PROBLEM REQUIREMENTS:
Match the string "icons" against each line below, and copy every line that matches.

MATERIAL PROVIDED:
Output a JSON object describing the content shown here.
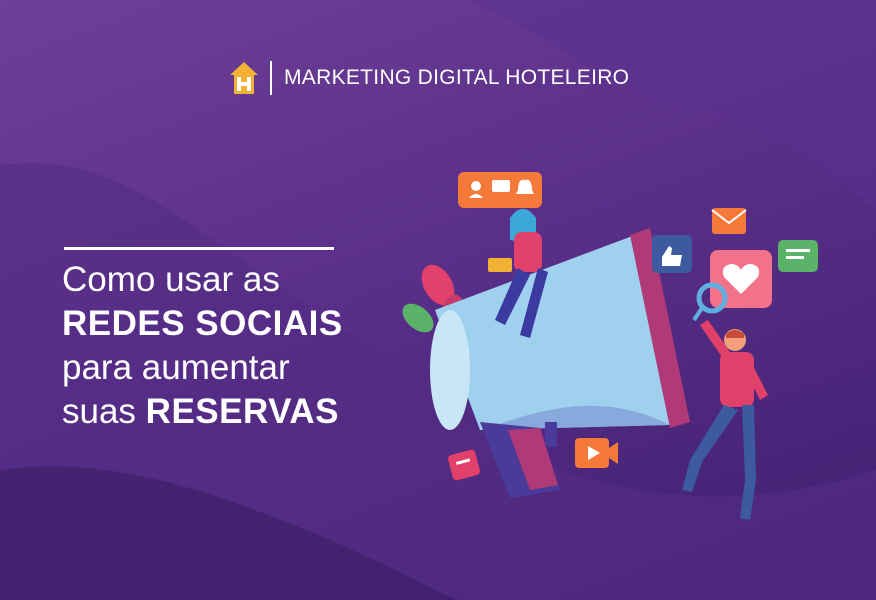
{
  "brand": {
    "name": "MARKETING DIGITAL HOTELEIRO",
    "logo_letter": "H",
    "logo_color": "#f2b134"
  },
  "headline": {
    "line1": "Como usar as",
    "line2_bold": "REDES SOCIAIS",
    "line3": "para aumentar",
    "line4_normal": "suas",
    "line4_bold": "RESERVAS"
  },
  "illustration": {
    "subject": "megaphone-with-social-media-icons",
    "icons": [
      "user-icon",
      "chat-icon",
      "bell-icon",
      "like-icon",
      "heart-icon",
      "mail-icon",
      "message-icon",
      "video-icon",
      "search-magnifier-icon"
    ]
  },
  "colors": {
    "background_top": "#6e3f96",
    "background_bottom": "#3e1f6e",
    "accent_orange": "#f57a3a",
    "accent_pink": "#e0406a",
    "megaphone_blue": "#9fd0ee"
  }
}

COMPLETED TASK:
    "subject": "megaphone-with-social-media-icons",
    "icons": [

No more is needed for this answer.